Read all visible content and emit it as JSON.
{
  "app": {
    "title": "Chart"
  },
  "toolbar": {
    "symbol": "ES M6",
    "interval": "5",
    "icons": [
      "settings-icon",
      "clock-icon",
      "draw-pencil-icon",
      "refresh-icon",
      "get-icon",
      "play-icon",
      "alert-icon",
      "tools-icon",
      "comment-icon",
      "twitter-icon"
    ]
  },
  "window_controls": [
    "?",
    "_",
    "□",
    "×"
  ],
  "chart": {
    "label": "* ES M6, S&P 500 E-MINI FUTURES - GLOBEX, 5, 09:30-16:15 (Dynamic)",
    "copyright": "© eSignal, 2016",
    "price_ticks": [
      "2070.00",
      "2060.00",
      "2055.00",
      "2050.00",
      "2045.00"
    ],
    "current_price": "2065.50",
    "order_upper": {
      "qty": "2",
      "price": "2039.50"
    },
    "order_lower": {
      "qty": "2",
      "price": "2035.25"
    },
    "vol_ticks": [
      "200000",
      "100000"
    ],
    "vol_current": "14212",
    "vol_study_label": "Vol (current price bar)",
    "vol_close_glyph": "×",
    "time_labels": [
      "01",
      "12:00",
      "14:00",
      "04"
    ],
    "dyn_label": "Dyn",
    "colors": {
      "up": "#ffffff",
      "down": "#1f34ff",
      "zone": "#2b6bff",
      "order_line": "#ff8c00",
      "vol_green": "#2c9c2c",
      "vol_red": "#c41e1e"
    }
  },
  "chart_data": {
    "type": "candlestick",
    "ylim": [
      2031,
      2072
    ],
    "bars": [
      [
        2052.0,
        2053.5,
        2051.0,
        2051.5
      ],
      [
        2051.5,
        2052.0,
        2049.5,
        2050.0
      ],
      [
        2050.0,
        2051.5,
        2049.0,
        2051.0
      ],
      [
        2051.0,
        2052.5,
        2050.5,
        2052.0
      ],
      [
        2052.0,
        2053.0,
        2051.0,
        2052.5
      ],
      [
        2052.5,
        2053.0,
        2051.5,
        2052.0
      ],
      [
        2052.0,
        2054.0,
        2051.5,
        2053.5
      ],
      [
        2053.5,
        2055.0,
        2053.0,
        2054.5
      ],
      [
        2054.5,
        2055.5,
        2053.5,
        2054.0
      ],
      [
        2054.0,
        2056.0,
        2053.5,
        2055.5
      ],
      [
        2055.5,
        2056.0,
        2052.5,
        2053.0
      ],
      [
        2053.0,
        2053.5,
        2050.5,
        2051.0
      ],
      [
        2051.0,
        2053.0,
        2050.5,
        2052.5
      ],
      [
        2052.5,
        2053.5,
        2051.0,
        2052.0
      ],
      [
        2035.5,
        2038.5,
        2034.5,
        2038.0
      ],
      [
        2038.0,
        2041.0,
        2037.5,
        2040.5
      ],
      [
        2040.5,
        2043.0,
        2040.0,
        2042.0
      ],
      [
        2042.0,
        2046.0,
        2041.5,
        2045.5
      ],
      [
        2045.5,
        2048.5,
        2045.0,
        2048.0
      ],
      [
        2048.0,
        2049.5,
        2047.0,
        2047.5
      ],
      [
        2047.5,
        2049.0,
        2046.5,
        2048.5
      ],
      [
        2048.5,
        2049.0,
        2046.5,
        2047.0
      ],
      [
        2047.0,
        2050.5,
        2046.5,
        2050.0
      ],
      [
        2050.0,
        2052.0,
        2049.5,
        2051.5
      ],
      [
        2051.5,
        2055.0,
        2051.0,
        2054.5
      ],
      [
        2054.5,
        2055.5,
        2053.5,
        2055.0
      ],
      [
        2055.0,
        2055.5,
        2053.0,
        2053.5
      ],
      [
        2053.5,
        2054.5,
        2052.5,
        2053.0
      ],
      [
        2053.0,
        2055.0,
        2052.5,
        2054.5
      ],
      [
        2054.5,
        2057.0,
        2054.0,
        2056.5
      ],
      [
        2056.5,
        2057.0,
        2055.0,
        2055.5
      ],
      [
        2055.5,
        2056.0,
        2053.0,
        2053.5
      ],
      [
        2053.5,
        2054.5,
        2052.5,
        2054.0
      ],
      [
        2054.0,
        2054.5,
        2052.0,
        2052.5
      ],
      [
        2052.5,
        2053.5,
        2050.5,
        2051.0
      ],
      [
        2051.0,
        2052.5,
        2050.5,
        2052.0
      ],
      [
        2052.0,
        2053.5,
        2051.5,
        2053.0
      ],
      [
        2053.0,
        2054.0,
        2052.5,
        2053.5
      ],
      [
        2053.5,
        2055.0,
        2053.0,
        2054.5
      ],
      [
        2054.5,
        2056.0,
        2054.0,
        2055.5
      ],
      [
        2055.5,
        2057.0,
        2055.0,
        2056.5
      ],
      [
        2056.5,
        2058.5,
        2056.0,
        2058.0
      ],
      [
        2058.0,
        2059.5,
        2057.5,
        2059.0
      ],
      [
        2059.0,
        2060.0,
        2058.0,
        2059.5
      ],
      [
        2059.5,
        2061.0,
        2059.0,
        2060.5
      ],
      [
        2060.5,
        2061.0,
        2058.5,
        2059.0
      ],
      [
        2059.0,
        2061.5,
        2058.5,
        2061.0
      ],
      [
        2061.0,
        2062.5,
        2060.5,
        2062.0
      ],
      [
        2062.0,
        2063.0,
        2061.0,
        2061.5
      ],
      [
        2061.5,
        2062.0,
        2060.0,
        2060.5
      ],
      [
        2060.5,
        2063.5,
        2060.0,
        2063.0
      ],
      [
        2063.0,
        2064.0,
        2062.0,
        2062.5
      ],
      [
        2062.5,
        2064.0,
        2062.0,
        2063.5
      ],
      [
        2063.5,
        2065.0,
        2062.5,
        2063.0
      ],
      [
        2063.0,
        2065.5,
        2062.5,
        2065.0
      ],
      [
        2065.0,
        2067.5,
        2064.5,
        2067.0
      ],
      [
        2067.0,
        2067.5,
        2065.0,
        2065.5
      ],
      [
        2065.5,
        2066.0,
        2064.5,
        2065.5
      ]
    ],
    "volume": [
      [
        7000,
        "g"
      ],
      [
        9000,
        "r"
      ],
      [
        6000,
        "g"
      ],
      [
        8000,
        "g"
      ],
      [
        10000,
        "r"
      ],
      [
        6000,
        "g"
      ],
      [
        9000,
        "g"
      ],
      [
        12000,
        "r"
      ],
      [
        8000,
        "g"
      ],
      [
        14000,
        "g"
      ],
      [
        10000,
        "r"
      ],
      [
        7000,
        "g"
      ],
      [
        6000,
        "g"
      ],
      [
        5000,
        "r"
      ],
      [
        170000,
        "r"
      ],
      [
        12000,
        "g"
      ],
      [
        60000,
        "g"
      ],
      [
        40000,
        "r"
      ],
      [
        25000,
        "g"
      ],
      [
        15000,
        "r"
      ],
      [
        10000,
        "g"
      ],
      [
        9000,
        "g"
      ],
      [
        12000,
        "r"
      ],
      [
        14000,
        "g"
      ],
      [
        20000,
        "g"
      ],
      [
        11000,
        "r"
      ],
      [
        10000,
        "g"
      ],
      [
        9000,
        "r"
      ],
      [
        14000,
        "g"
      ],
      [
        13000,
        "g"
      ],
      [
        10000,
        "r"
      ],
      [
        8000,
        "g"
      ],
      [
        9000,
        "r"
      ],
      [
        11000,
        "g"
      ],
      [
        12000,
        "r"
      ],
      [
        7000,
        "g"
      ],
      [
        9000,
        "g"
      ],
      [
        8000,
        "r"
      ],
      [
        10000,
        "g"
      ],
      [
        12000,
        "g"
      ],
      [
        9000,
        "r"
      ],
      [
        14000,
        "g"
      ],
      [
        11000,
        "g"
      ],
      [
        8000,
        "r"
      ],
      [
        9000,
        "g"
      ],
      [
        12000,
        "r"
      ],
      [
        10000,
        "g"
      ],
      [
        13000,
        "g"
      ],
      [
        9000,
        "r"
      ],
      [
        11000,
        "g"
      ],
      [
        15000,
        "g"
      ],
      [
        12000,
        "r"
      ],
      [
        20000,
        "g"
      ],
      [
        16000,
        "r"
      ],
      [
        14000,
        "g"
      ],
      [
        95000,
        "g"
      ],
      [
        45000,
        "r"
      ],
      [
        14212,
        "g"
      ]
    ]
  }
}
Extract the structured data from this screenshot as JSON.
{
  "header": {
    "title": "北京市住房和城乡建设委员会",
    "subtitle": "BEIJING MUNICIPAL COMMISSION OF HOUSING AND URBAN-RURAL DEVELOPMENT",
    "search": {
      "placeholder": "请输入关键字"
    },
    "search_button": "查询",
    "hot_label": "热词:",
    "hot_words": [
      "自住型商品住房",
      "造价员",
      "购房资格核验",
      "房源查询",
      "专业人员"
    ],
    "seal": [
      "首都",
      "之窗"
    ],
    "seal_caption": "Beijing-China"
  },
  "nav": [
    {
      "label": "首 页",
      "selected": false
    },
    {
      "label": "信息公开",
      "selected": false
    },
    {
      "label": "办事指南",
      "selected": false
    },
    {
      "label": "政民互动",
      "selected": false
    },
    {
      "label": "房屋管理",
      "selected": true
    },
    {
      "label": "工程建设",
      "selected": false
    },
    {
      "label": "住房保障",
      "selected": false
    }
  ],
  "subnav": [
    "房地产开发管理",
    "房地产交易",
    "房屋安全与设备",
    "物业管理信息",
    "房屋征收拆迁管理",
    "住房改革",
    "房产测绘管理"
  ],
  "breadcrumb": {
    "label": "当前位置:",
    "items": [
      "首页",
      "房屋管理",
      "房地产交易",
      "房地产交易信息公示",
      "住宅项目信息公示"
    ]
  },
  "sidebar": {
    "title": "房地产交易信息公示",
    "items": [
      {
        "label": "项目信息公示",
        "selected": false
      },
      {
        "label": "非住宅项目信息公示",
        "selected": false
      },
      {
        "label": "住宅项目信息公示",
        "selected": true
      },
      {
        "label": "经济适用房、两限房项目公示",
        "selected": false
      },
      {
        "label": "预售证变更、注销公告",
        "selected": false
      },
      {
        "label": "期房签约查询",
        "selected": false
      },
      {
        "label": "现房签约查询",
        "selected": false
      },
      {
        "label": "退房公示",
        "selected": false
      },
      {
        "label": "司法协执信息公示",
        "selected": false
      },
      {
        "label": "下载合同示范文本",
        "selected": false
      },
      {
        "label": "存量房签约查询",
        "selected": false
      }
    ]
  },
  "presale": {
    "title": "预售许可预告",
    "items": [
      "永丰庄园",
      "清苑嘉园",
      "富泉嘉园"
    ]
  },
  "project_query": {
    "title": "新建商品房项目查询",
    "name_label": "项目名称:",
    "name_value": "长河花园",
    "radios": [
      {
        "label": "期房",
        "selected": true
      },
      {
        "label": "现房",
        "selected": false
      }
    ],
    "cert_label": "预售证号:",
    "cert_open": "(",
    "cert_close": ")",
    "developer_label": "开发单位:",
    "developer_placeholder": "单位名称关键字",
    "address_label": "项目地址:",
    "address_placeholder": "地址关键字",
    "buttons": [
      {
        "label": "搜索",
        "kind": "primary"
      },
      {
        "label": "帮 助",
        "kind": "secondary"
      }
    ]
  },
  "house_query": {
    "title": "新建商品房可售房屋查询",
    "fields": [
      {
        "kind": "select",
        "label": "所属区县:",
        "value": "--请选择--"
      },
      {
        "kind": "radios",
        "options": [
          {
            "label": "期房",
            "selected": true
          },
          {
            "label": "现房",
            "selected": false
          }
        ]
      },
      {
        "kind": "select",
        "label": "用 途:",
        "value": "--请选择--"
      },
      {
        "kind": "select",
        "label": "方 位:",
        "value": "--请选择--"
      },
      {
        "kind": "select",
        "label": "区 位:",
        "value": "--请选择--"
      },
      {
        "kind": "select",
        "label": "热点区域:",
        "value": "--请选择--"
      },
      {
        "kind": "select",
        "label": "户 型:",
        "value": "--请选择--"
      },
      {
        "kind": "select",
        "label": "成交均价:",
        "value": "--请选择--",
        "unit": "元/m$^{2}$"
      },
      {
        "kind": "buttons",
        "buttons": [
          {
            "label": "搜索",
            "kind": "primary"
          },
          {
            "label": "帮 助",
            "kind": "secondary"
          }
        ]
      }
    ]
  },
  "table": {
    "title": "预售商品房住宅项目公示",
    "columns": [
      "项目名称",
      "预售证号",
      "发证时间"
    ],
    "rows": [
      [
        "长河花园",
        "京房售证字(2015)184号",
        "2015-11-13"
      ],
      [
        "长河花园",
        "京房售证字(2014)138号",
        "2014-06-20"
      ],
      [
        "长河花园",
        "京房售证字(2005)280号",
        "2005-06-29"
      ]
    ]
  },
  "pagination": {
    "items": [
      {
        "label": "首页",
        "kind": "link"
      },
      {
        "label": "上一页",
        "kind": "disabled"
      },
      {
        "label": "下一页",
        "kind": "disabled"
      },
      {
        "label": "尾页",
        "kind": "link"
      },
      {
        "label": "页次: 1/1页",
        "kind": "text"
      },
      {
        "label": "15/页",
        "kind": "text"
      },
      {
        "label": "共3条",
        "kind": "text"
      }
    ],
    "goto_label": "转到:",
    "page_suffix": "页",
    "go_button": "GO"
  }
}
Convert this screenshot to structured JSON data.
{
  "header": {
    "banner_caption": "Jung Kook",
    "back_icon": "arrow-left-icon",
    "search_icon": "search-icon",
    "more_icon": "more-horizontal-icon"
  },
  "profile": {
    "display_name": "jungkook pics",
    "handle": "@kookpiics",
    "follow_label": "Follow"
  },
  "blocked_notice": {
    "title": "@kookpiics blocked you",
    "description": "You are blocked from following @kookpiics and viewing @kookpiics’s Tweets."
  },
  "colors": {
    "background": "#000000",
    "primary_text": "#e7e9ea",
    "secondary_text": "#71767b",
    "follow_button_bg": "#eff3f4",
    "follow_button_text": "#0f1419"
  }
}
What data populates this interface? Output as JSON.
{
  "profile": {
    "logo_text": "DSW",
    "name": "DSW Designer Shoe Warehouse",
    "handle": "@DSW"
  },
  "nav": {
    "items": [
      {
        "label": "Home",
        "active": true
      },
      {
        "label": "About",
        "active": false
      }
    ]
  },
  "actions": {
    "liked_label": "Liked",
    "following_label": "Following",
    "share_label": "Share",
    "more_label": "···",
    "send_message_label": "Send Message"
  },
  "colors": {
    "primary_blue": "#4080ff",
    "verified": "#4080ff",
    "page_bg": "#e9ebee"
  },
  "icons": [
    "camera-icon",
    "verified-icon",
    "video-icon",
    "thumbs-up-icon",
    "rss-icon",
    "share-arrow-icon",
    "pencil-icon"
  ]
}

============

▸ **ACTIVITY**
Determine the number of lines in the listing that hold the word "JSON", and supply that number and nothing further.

▸ **COMPLETED TASK**
4